- Provided material -
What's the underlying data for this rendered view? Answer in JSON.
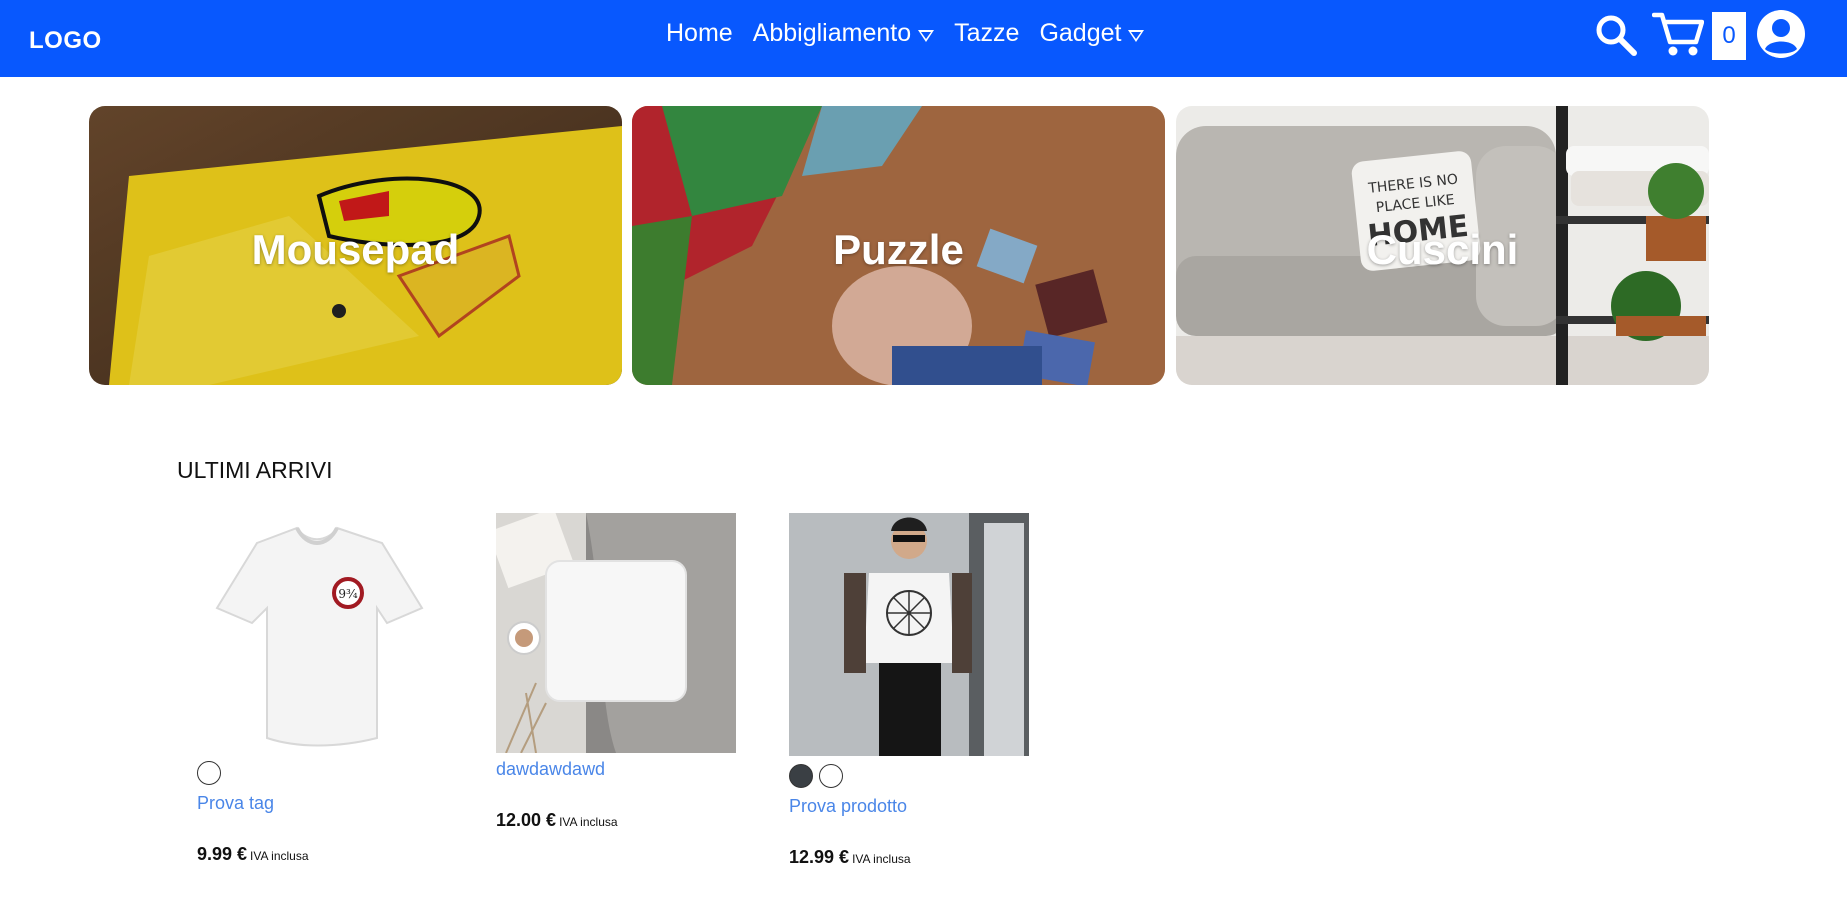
{
  "header": {
    "logo": "LOGO",
    "nav": [
      {
        "label": "Home",
        "dropdown": false
      },
      {
        "label": "Abbigliamento",
        "dropdown": true
      },
      {
        "label": "Tazze",
        "dropdown": false
      },
      {
        "label": "Gadget",
        "dropdown": true
      }
    ],
    "cart_count": "0",
    "icons": [
      "search-icon",
      "cart-icon",
      "user-icon"
    ],
    "bg_color": "#0858fe"
  },
  "categories": [
    {
      "label": "Mousepad"
    },
    {
      "label": "Puzzle"
    },
    {
      "label": "Cuscini"
    }
  ],
  "section": {
    "title": "ULTIMI ARRIVI"
  },
  "products": [
    {
      "name": "Prova tag",
      "price": "9.99 €",
      "iva": "IVA inclusa",
      "swatches": [
        "#ffffff"
      ]
    },
    {
      "name": "dawdawdawd",
      "price": "12.00 €",
      "iva": "IVA inclusa",
      "swatches": []
    },
    {
      "name": "Prova prodotto",
      "price": "12.99 €",
      "iva": "IVA inclusa",
      "swatches": [
        "#3a3f44",
        "#ffffff"
      ]
    }
  ],
  "colors": {
    "accent": "#0858fe",
    "link": "#4a86e8"
  }
}
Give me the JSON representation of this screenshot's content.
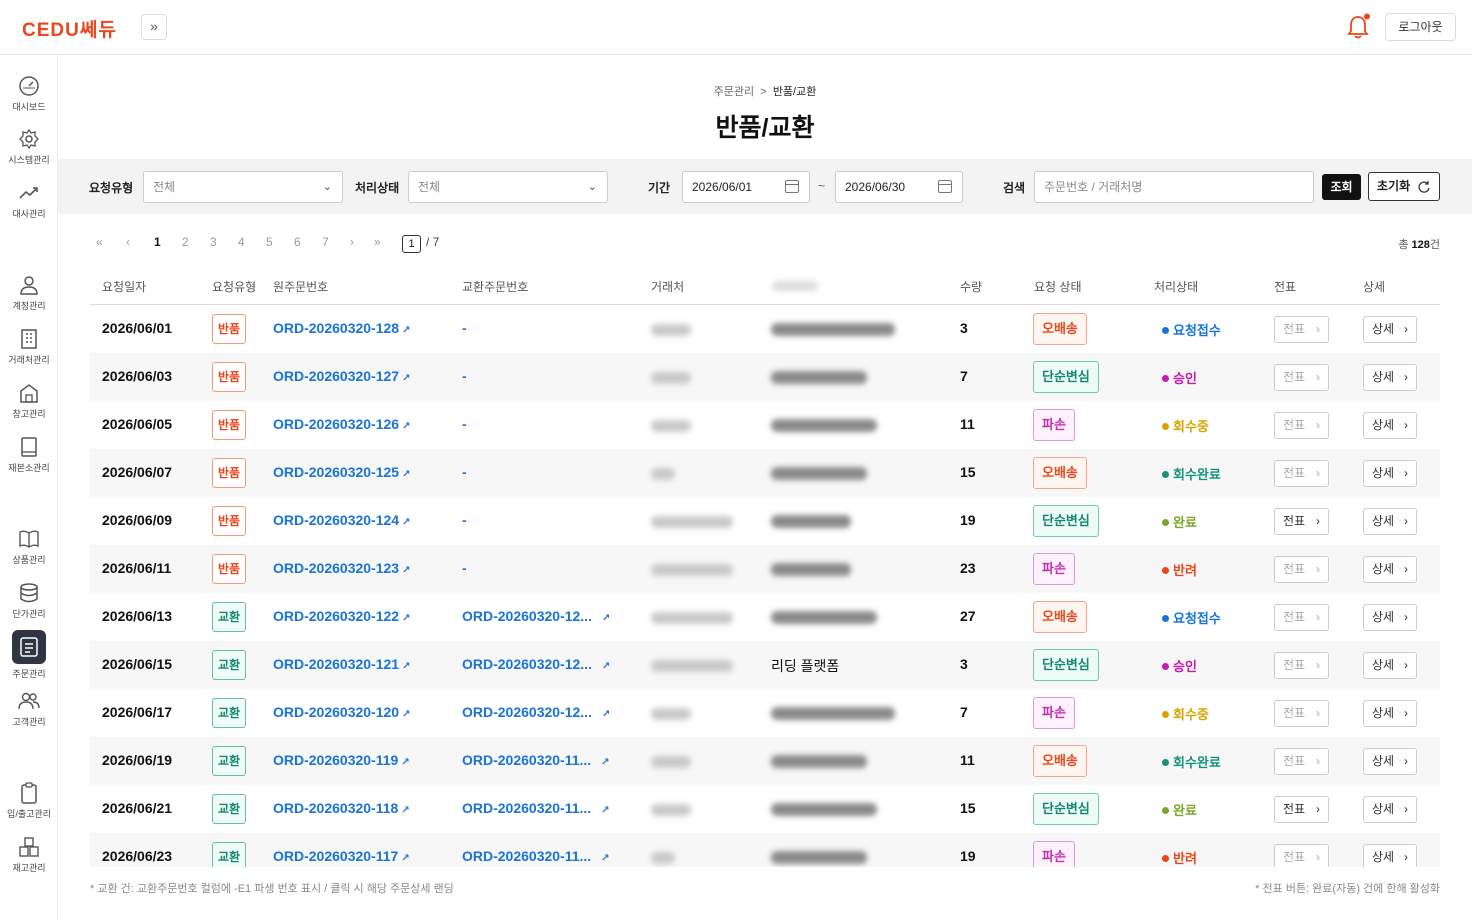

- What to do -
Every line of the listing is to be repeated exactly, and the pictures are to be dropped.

- Answer section -
What's the underlying data for this rendered view? Answer in JSON.
{
  "header": {
    "logo": "LOGO",
    "nav": [
      {
        "label": "Home",
        "dropdown": false
      },
      {
        "label": "Abbigliamento",
        "dropdown": true
      },
      {
        "label": "Tazze",
        "dropdown": false
      },
      {
        "label": "Gadget",
        "dropdown": true
      }
    ],
    "cart_count": "0",
    "icons": [
      "search-icon",
      "cart-icon",
      "user-icon"
    ],
    "bg_color": "#0858fe"
  },
  "categories": [
    {
      "label": "Mousepad"
    },
    {
      "label": "Puzzle"
    },
    {
      "label": "Cuscini"
    }
  ],
  "section": {
    "title": "ULTIMI ARRIVI"
  },
  "products": [
    {
      "name": "Prova tag",
      "price": "9.99 €",
      "iva": "IVA inclusa",
      "swatches": [
        "#ffffff"
      ]
    },
    {
      "name": "dawdawdawd",
      "price": "12.00 €",
      "iva": "IVA inclusa",
      "swatches": []
    },
    {
      "name": "Prova prodotto",
      "price": "12.99 €",
      "iva": "IVA inclusa",
      "swatches": [
        "#3a3f44",
        "#ffffff"
      ]
    }
  ],
  "colors": {
    "accent": "#0858fe",
    "link": "#4a86e8"
  }
}
Give me the JSON representation of this screenshot's content.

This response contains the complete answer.